**Data shown:**
☆ ☆ ☆ ☆
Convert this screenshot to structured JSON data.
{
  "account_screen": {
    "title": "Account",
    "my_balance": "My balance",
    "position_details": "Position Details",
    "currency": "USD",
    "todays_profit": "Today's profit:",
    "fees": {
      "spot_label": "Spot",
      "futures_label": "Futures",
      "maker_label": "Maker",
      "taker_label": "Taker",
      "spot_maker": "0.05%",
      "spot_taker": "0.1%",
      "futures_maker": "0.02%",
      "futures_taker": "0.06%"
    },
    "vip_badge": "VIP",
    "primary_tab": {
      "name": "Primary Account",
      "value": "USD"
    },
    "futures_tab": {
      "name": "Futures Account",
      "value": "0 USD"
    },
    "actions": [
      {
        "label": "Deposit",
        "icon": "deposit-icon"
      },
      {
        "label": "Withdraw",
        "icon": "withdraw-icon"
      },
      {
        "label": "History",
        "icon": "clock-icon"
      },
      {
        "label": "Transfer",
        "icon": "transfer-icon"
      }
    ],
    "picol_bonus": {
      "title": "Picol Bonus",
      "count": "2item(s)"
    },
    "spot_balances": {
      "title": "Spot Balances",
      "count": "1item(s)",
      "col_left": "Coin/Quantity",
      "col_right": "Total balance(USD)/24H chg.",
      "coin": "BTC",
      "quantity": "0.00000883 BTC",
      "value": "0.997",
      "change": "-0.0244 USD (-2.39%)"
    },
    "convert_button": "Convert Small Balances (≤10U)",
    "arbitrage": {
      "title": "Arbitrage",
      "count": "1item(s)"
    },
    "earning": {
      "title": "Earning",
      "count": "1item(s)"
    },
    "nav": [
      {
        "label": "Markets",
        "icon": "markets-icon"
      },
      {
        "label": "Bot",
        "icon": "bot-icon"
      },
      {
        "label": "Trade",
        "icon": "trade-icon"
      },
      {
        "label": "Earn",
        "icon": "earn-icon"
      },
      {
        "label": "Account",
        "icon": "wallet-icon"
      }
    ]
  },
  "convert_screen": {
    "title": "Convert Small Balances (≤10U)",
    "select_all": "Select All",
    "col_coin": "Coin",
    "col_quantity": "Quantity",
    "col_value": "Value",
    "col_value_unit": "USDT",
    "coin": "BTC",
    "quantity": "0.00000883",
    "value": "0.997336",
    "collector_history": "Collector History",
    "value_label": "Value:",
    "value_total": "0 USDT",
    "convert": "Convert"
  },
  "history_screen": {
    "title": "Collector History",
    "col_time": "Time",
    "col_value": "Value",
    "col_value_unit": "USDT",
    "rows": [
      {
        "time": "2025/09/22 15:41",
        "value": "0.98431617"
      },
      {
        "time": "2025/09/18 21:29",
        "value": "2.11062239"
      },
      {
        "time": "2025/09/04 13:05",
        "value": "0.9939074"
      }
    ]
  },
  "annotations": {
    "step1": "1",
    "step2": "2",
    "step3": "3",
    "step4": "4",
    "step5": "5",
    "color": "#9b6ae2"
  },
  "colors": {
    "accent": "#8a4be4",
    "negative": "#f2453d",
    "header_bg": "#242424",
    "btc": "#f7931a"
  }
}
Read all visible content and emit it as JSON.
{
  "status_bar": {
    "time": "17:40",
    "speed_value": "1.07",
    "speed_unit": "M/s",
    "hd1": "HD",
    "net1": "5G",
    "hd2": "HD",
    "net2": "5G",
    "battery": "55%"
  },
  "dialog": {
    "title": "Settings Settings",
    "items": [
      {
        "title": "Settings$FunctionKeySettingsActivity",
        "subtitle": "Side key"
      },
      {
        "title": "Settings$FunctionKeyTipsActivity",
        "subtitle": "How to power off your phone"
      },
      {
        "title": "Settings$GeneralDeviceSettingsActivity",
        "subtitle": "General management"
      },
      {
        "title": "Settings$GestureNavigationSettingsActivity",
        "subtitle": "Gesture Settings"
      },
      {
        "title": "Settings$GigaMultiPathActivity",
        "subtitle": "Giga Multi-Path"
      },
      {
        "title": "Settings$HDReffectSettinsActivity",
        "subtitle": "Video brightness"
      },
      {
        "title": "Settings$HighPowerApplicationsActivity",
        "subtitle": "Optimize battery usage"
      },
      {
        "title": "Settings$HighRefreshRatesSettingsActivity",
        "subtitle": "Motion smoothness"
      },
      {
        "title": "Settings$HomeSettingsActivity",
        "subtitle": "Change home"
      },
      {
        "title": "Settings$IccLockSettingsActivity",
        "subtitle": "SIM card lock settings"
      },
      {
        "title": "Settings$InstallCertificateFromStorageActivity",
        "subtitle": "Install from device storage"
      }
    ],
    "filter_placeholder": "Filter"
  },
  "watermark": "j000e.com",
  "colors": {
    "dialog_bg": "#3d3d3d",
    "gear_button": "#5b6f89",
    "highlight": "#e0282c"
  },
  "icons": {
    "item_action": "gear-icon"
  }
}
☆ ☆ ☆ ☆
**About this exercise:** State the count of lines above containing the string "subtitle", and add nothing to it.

**Task solution:** 11